Monday morning I awoke in time to see the sun rise over the clear blue water.  There is something about that color!  We hurried to get into town so that we could check in and leave for Morgan’s Bluff.  Winds were forecast to pick up sometime later and blow right on the nose for several days so we wanted to make the shelter of Morgan’s Bluff, preferring to be stuck there instead of Bimini.  I was tense about the check-in with customs and immigration.  The permit for the cat had not arrived in time and I was fearful of what delays and costs would result.  Turns out there was a small delay and Samantha had to pay another $10, then, much relieved and thankful, we were on our way.
Winds were still calm when we left Alice Town but it was right on the nose and we didn’t even bother putting up the sails.  We even broiled a port loin on the grill and had a decent dinner.  However, soon after I settled into bed, the rocking, rolling and slamming began.  With currents and winds against us, we first planned to arrive at Morgan’s bluff at 2am then 4am then whenever.  I somehow slept but didn’t rest and I was tired of it all by 1am so I got up to discover we were still 5 or 6 hours away.   I drank some caffeine and let Bill have the fun of trying to sleep.  There was no moon until about a quarter to four so it was pitch dark and none of the marker beacons along the way were working—even at the entrance to the harbor the markers were gone and we navigated the channel by GPS in the first light of sunrise.  Anchoring was straightforward but I had caffeine at 5 or so and was unable to sleep right away so I watched the sun come up and piddled around a bit and finally crashed out. 

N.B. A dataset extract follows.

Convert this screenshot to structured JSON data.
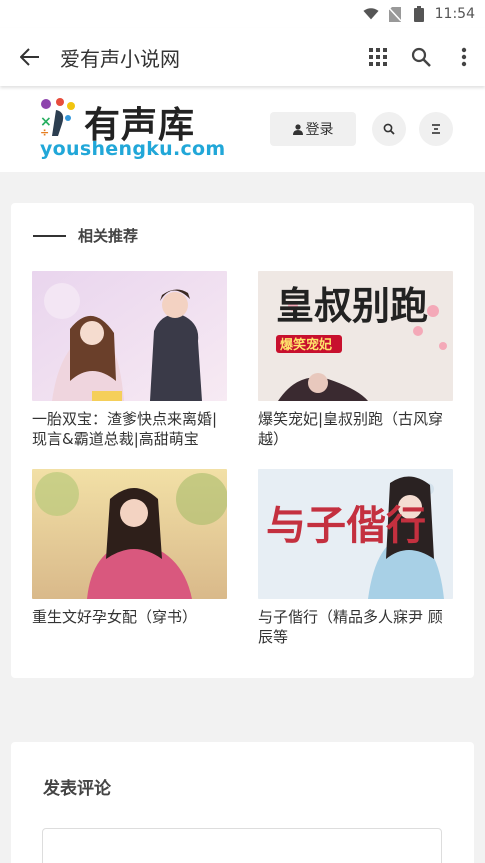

There were 4 other boats in the harbor and one of them looked a bit familiar.  Soon after we woke up around noon we heard someone hailing us from his dingy.  It was Keith and his boat, Dolphin Leap!!  Last year this same time, Keith had sailed into this same harbor announcing over the radio that he had caught a large Mahi and needed help with eating it.  We had also seen him in Georgetown but he left before we did.  We invited him aboard and caught up on what had happened over the past summer and fall, then made plans to meet him on his boat for drinks. 

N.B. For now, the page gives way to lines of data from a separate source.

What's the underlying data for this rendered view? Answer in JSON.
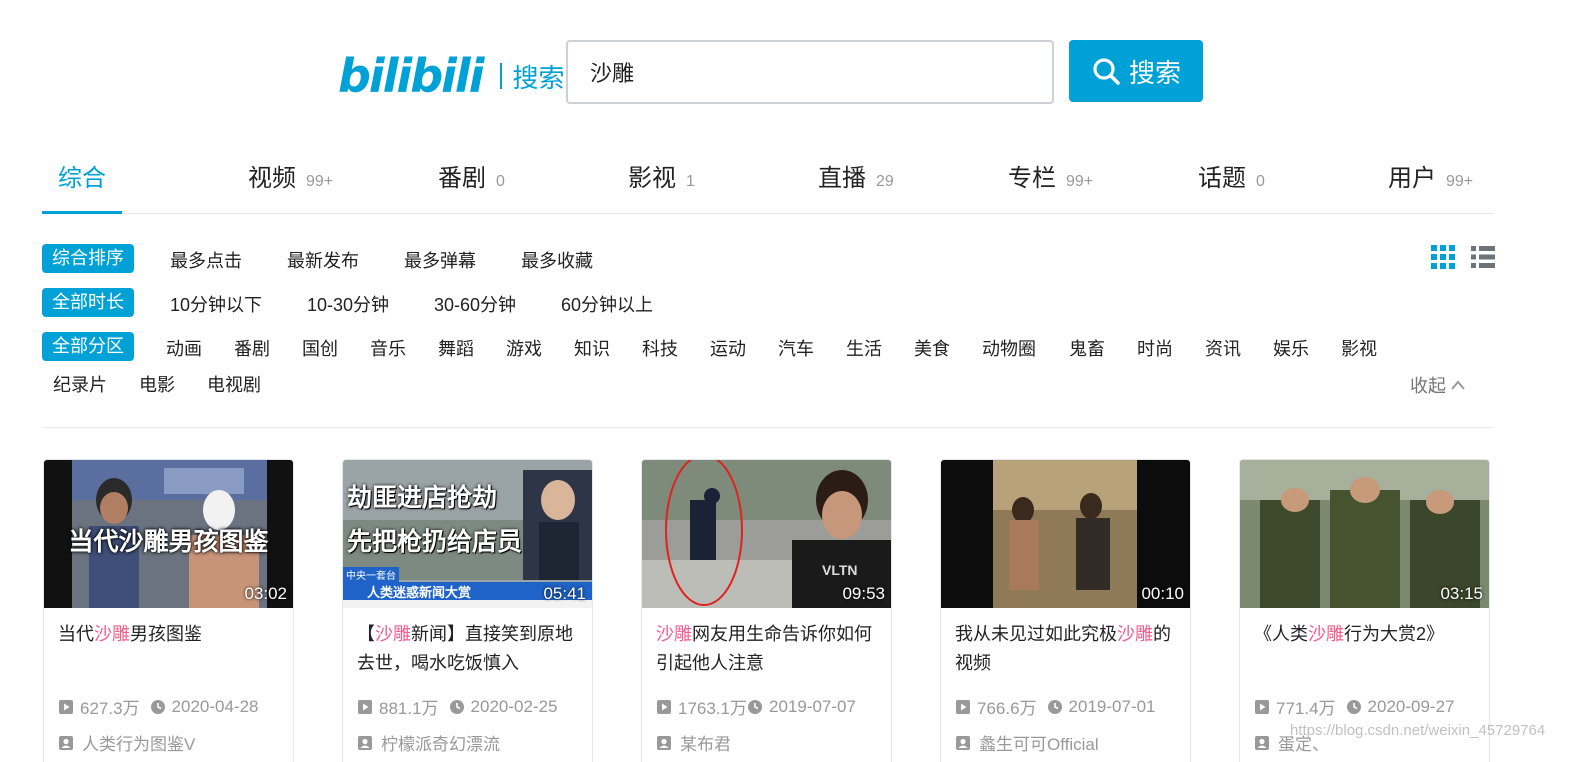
{
  "header": {
    "logo_text": "bilibili",
    "logo_sub": "搜索",
    "search_value": "沙雕",
    "search_button": "搜索"
  },
  "nav": {
    "tabs": [
      {
        "label": "综合",
        "count": ""
      },
      {
        "label": "视频",
        "count": "99+"
      },
      {
        "label": "番剧",
        "count": "0"
      },
      {
        "label": "影视",
        "count": "1"
      },
      {
        "label": "直播",
        "count": "29"
      },
      {
        "label": "专栏",
        "count": "99+"
      },
      {
        "label": "话题",
        "count": "0"
      },
      {
        "label": "用户",
        "count": "99+"
      }
    ]
  },
  "filters": {
    "sort": {
      "active": "综合排序",
      "options": [
        "最多点击",
        "最新发布",
        "最多弹幕",
        "最多收藏"
      ]
    },
    "duration": {
      "active": "全部时长",
      "options": [
        "10分钟以下",
        "10-30分钟",
        "30-60分钟",
        "60分钟以上"
      ]
    },
    "zone": {
      "active": "全部分区",
      "options": [
        "动画",
        "番剧",
        "国创",
        "音乐",
        "舞蹈",
        "游戏",
        "知识",
        "科技",
        "运动",
        "汽车",
        "生活",
        "美食",
        "动物圈",
        "鬼畜",
        "时尚",
        "资讯",
        "娱乐",
        "影视"
      ],
      "options2": [
        "纪录片",
        "电影",
        "电视剧"
      ]
    },
    "collapse": "收起"
  },
  "videos": [
    {
      "duration": "03:02",
      "thumb_text": "当代沙雕男孩图鉴",
      "title_pre": "当代",
      "title_kw": "沙雕",
      "title_post": "男孩图鉴",
      "views": "627.3万",
      "date": "2020-04-28",
      "up": "人类行为图鉴V"
    },
    {
      "duration": "05:41",
      "thumb_text1": "劫匪进店抢劫",
      "thumb_text2": "先把枪扔给店员",
      "thumb_banner": "人类迷惑新闻大赏",
      "thumb_small": "中央一套台",
      "title_pre": "【",
      "title_kw": "沙雕",
      "title_post": "新闻】直接笑到原地去世，喝水吃饭慎入",
      "views": "881.1万",
      "date": "2020-02-25",
      "up": "柠檬派奇幻漂流"
    },
    {
      "duration": "09:53",
      "thumb_shirt": "VLTN",
      "title_pre": "",
      "title_kw": "沙雕",
      "title_post": "网友用生命告诉你如何引起他人注意",
      "views": "1763.1万",
      "date": "2019-07-07",
      "up": "某布君"
    },
    {
      "duration": "00:10",
      "title_pre": "我从未见过如此究极",
      "title_kw": "沙雕",
      "title_post": "的视频",
      "views": "766.6万",
      "date": "2019-07-01",
      "up": "蠡生可可Official"
    },
    {
      "duration": "03:15",
      "title_pre": "《人类",
      "title_kw": "沙雕",
      "title_post": "行为大赏2》",
      "views": "771.4万",
      "date": "2020-09-27",
      "up": "蛋定、"
    }
  ],
  "watermark": "https://blog.csdn.net/weixin_45729764",
  "colors": {
    "accent": "#00a1d6",
    "keyword": "#f25d8e"
  }
}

Now it was snorkel time.  The cool water woke me right up and my gills were feeling pretty good as I reacquainted with the critters and fish.  Just as I was about to get out I noticed an area where a channel had been cut out of the hardbottom.  Large rocks were strewn along side of this channel and…..what did I see but a couple of pair of antennae poking out from under one.  I quickly surfaced, got bearings and returned to the boat to get lobster catching equipment.  The two I caught gave me a run around but my luck won out and we shared fresh lobster and drank martinis on Dolphin Leap while watching the sun set. 

And THAT”s why we think this is FUN!